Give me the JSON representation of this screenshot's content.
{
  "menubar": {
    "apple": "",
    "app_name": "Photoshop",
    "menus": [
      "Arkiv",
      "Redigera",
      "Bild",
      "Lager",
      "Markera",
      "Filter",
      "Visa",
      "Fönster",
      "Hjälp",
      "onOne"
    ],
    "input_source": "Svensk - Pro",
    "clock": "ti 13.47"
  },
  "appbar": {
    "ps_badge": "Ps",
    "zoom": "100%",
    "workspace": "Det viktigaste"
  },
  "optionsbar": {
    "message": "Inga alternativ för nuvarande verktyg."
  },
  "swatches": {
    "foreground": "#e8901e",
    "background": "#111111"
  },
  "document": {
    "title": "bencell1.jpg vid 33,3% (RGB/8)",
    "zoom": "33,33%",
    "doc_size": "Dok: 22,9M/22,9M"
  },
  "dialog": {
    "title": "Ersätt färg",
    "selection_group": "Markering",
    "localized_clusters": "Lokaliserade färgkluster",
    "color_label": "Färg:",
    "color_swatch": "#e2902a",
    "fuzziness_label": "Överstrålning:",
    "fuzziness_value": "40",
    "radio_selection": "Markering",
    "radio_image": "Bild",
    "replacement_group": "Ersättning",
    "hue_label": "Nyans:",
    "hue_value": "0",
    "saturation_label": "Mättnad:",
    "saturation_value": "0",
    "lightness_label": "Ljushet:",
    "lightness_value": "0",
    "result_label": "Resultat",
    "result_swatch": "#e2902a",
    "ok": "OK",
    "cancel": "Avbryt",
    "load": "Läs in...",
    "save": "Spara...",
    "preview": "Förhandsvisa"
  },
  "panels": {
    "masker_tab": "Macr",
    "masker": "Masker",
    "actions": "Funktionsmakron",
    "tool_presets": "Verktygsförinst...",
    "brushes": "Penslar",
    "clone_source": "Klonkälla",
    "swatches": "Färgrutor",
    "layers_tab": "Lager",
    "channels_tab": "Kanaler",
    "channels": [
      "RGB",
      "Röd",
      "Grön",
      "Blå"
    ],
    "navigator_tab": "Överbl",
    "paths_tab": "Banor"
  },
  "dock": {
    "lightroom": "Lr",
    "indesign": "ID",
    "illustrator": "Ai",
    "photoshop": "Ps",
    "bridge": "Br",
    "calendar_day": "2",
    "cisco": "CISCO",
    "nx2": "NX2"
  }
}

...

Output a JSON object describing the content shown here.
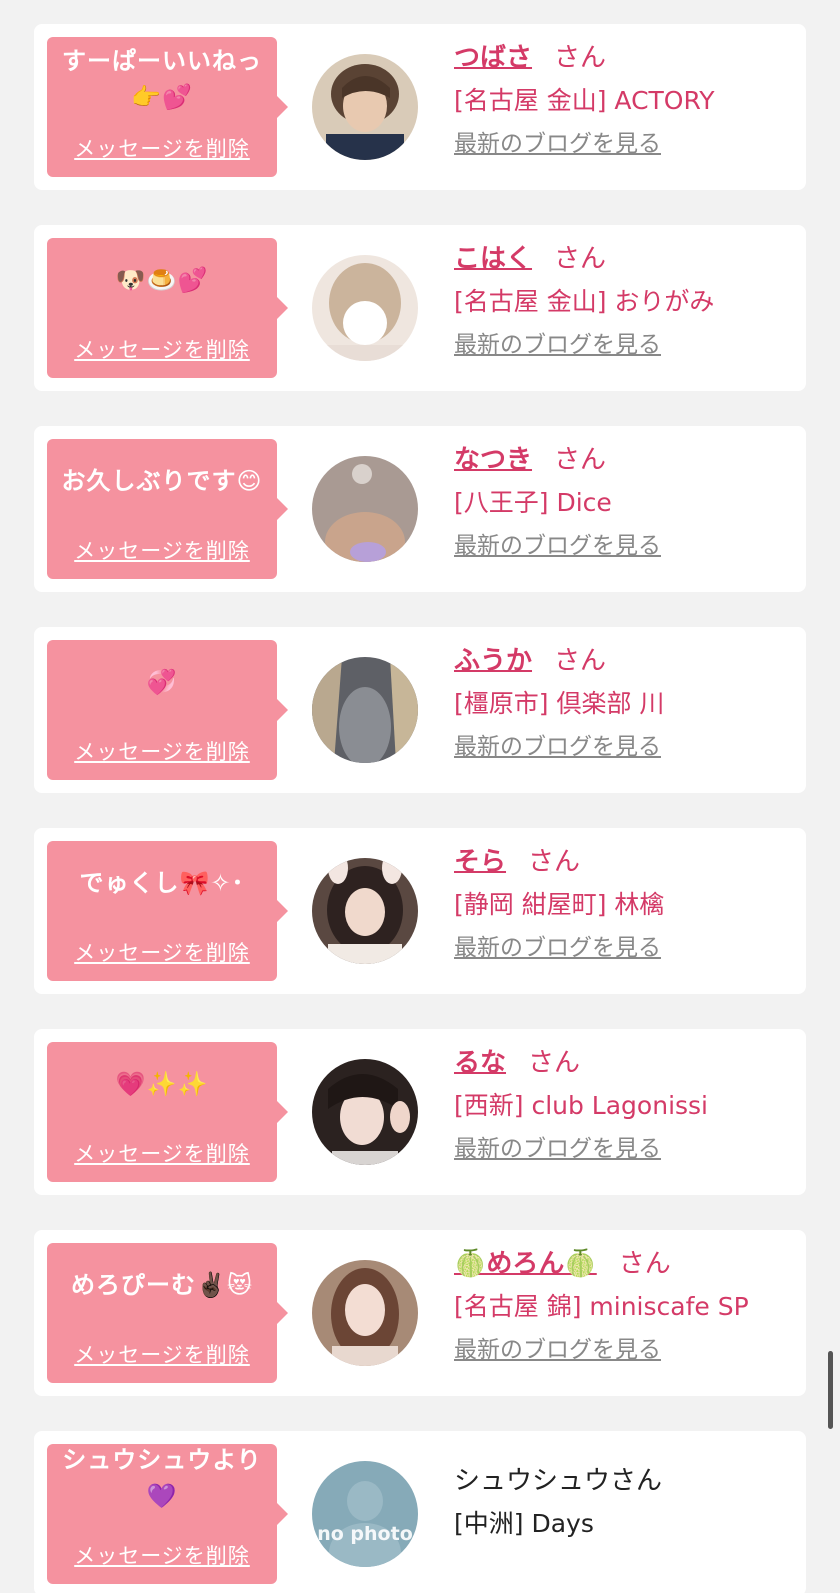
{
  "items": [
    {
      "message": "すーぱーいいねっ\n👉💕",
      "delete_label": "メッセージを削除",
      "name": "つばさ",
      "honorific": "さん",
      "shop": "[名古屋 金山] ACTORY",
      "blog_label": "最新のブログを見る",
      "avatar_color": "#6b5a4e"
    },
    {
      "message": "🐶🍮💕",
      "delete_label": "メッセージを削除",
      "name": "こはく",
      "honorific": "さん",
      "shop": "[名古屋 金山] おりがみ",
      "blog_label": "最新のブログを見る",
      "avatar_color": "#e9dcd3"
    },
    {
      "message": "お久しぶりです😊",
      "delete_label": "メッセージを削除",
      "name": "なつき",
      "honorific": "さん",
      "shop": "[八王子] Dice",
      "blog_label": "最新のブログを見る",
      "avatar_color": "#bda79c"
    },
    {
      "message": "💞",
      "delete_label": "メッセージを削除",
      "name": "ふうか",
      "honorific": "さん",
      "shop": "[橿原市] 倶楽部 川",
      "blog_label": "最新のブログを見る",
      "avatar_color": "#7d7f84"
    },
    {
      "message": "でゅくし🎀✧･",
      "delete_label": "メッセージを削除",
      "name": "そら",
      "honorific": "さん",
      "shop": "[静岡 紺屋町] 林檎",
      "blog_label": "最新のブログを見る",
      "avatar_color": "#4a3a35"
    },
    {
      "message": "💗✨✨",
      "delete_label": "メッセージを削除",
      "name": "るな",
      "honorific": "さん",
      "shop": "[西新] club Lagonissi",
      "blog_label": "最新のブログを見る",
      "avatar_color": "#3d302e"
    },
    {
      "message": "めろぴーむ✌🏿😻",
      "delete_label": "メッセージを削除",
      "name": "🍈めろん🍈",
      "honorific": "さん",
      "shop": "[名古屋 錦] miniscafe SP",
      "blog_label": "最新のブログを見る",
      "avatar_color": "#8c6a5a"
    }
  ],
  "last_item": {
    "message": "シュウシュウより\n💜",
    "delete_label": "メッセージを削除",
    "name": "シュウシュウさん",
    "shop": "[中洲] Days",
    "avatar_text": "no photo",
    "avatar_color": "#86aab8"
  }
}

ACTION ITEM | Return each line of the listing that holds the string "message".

ANSWER SECTION |
    "message": "Inga alternativ för nuvarande verktyg."
      "message": "すーぱーいいねっ\n👉💕",
      "message": "🐶🍮💕",
      "message": "お久しぶりです😊",
      "message": "💞",
      "message": "でゅくし🎀✧･",
      "message": "💗✨✨",
      "message": "めろぴーむ✌🏿😻",
    "message": "シュウシュウより\n💜",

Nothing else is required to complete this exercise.